Capt. David Bacon (Ramona Lisa McFadyen photo)

You are sailing in the harbor entrance and overtaking a slow powerboat from astern. Your friends tell you the sailboat has the right of way and the powerboat should avoid you. Is that true?

You see a boat go by, loaded with kids. It looks like 11 year olds are wearing life jackets and older ones are not. Is that the correct age break?

You are exiting the harbor and see that the dredge is working right in the middle of the channel. Only one side is safe to pass on and the dayshapes on the dredge tell you which side if you know what they mean. Do you?

You are driving a personal watercraft across the harbor entrance, just outside of the 5-knot speed zone. You’re dodging boats moving in and out of the harbor, relying on your speed. While out there you cannot resist jumping an occasional wake from larger vessels speeding up as they leave the harbor. What should you be cited for?

An oft-quoted and generally believed estimate is that mandatory boater education can reduce boating accident fatalities by 25 percent. That is hundreds of lives, nationwide. That doesn’t take into account the many hundreds of injuries and damaged boats, docks and other personal property. It is easy to make a case for mandating some level of boater education.

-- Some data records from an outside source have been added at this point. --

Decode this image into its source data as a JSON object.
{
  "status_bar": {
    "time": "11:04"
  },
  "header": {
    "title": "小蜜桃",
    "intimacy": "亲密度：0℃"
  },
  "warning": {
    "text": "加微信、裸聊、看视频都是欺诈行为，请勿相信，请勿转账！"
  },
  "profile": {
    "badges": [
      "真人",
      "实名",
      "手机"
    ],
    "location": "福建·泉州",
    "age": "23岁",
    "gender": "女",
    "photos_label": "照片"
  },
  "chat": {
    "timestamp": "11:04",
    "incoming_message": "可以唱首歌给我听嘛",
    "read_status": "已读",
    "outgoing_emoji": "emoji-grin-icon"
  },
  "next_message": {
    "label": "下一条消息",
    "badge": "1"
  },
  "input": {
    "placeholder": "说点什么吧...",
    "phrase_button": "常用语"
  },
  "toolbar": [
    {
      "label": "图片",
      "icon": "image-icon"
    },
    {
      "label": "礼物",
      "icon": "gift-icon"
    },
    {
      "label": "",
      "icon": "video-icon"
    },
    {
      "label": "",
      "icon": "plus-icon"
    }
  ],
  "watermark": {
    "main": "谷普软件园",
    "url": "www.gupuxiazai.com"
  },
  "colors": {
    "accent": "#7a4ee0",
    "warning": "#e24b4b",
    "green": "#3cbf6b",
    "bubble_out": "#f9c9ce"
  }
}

Some areas do have regulations about boater education. For example, Florida law requires boat operators 21 years of age and younger to successfully complete a boater education course in order to operate a craft on Florida waters. That state is giving serious consideration to expanding the requirement to boaters of any age because the value of boater education and the results of the lack of education on the part of older operators is making a strong case for expanding the law to include everyone.

I cast my vote for mandatory boater education nationwide. As a professional sea captain who spends a lot of time on the water, I am constantly amazed, constantly bewildered, constantly amused, constantly angered and constantly endangered by a discouraging lack of knowledge of boating rules displayed by boaters.

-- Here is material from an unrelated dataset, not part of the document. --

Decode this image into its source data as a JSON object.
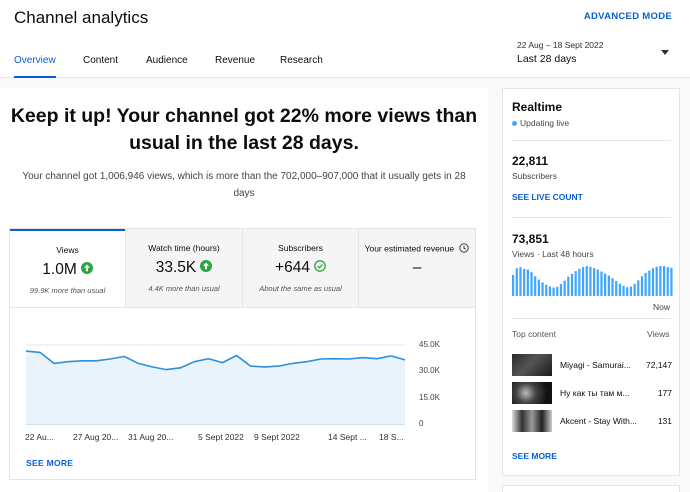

There are “rules of the road” that cover the situations above and any boater venturing offshore is responsible for knowing them. Boating safety organizations such as the U.S. Power Squadrons and the U.S. Coast Guard Auxiliary provide boater education. Go sign up. Them’s orders, Matey!

Capt. David Bacon operates WaveWalker Charters and is president of SOFTIN Inc., a new nonprofit group providing seafaring opportunities for those in need.

Capt. David Bacon, Noozhawk Columnist

— Capt. David Bacon operates WaveWalker Charters and is president of SOFTIN Inc., a nonprofit organization providing seafaring opportunities for those in need. Visit to learn more about the organization and how you can help. Click here to read previous columns. The opinions expressed are his own.